I was interviewed recently by California mediator Doug Noll, on topics ranging from the business of mediation, to the decline in joint sessions, mediation confidentiality, and mediator certification. I also had a chance to trot out some of my pet theories about how to reform our justice system in general, and how mediation training is helpful in every walk of life, not just in training to become a mediator. The audio broadcast can be found here.
I really appreciated receiving this memento of a memorable year as president of the Southern California Mediation Association, at our conference in Malibu. I didn’t achieve everything I wanted to achieve. Some projects are still ongoing. But I really enjoyed my year leading an organization that performs much valuable work helping its members learn more about the field and fulfill their professional goals, and spreading the word to the public about the benefits of mediation. One of the goals that I and others have sought to instill in the organization has been to maintain a positive, cohesive, open and welcoming atmosphere within the group.

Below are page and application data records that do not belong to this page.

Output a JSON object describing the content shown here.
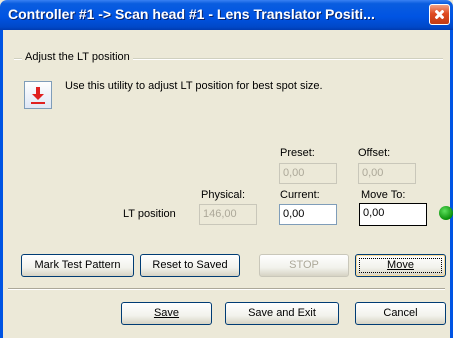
{
  "window": {
    "title": "Controller #1 -> Scan head #1 - Lens Translator Positi..."
  },
  "group": {
    "legend": "Adjust the LT position",
    "description": "Use this utility to adjust LT position for best spot size."
  },
  "labels": {
    "preset": "Preset:",
    "offset": "Offset:",
    "physical": "Physical:",
    "current": "Current:",
    "move_to": "Move To:",
    "lt_position": "LT position"
  },
  "fields": {
    "preset_value": "0,00",
    "offset_value": "0,00",
    "physical_value": "146,00",
    "current_value": "0,00",
    "move_to_value": "0,00"
  },
  "status": {
    "led_color": "#0a8f0a"
  },
  "buttons": {
    "mark_test_pattern": "Mark Test Pattern",
    "reset_to_saved": "Reset to Saved",
    "stop": "STOP",
    "move": "Move",
    "save": "Save",
    "save_and_exit": "Save and Exit",
    "cancel": "Cancel"
  }
}
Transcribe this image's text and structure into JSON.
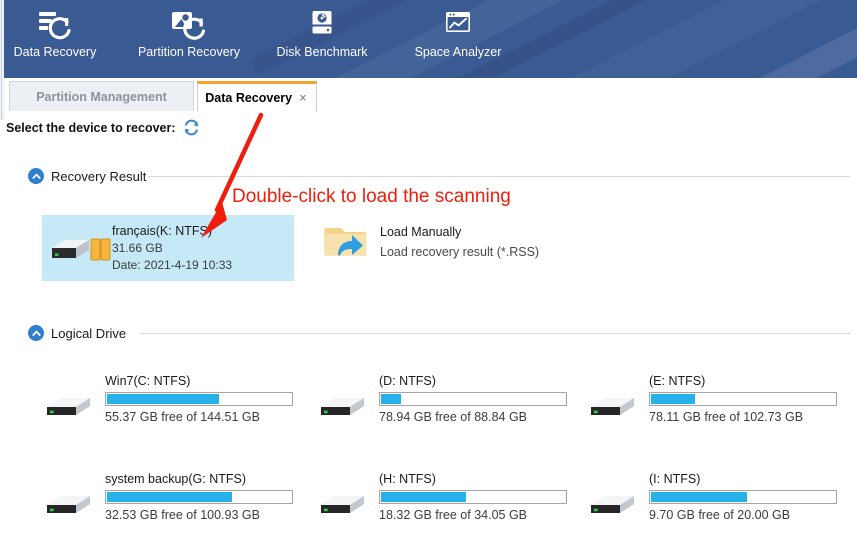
{
  "header": {
    "tools": [
      {
        "label": "Data Recovery",
        "icon": "data-recovery-icon"
      },
      {
        "label": "Partition Recovery",
        "icon": "partition-recovery-icon"
      },
      {
        "label": "Disk Benchmark",
        "icon": "disk-benchmark-icon"
      },
      {
        "label": "Space Analyzer",
        "icon": "space-analyzer-icon"
      }
    ],
    "background_color": "#3a5a94"
  },
  "tabs": [
    {
      "label": "Partition Management",
      "active": false
    },
    {
      "label": "Data Recovery",
      "active": true,
      "close_label": "×",
      "accent_color": "#f0a62c"
    }
  ],
  "toolbar_row": {
    "select_label": "Select the device to recover:",
    "refresh_icon": "refresh-icon"
  },
  "sections": {
    "recovery_result": {
      "title": "Recovery Result",
      "chevron_icon": "chevron-up-icon",
      "item": {
        "title": "français(K: NTFS)",
        "size": "31.66 GB",
        "date": "Date: 2021-4-19 10:33",
        "selected_color": "#c5e9f7"
      },
      "load_manually": {
        "title": "Load Manually",
        "subtitle": "Load recovery result (*.RSS)",
        "icon": "folder-import-icon"
      }
    },
    "logical_drive": {
      "title": "Logical Drive",
      "chevron_icon": "chevron-up-icon",
      "drives": [
        {
          "name": "Win7(C: NTFS)",
          "info": "55.37 GB free of 144.51 GB",
          "used_percent": 61
        },
        {
          "name": "(D: NTFS)",
          "info": "78.94 GB free of 88.84 GB",
          "used_percent": 11
        },
        {
          "name": "(E: NTFS)",
          "info": "78.11 GB free of 102.73 GB",
          "used_percent": 24
        },
        {
          "name": "system backup(G: NTFS)",
          "info": "32.53 GB free of 100.93 GB",
          "used_percent": 68
        },
        {
          "name": "(H: NTFS)",
          "info": "18.32 GB free of 34.05 GB",
          "used_percent": 46
        },
        {
          "name": "(I: NTFS)",
          "info": "9.70 GB free of 20.00 GB",
          "used_percent": 52
        }
      ],
      "bar_fill_color": "#25b1ea"
    }
  },
  "annotation": {
    "text": "Double-click to load the scanning",
    "color": "#f01d0c",
    "arrow_icon": "red-arrow-icon"
  }
}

I frequently found myself using whatever mediation skills I have in dealing with internal conflicts (every […]
Over the past year, I participated in a committee formed by the Southern California Mediation Association, and chaired by SCMA past president Barbara Brown, to study the question of mediator certification or regulation. We started our work without any preconceived agenda, knowing only that our organization had opposed a proposal to have mediators regulated by the California State Bar. We were against that, but we did not yet know what we were for. We knew that there were a wide range of views on this topic within our own organization, and also learned that this issue had stymied bigger organizations that ours, with the ABA Dispute Resolution Section as well as the Association for Conflict Resolution both unable to reach […]
This year’s Southern California Mediation Association conference experimented by adding an advanced track, co-sponsored by the American Institute of Mediation. The new feature enabled more experienced mediators to attend a series of workshops on topics that might be of more interest to them. This part of the conference seemed to be well received, but I will be curious to hear more reactions to it from participants. We felt the need to offer these kinds of programs in part to expand our reach as an organization. SCMA needs to remain relevant to more established mediators as well as introducing newcomers to the field. In order to function as a true professional organization, SCMA has to offer programs of interest to those […]
Last year the California Supreme Court upheld California’s expansive protection for mediation confidentiality to bar evidence of attorney-client communications made during mediation in support of potential malpractice claims against attorneys. In doing so, however, the court practically begged the legislature to consider amending the statute to allow the use of such evidence. A bill has now been introduced in the legislature to do just that. It would amend Section 1120 of the Evidence Code, which already provides some very narrow exceptions to mediation confidentiality, to add this new exception to the general rule of inadmissibility: (4) The admissibility in an action for legal malpractice, an action for breach of fiduciary duty, or both, or in a State Bar disciplinary action, […]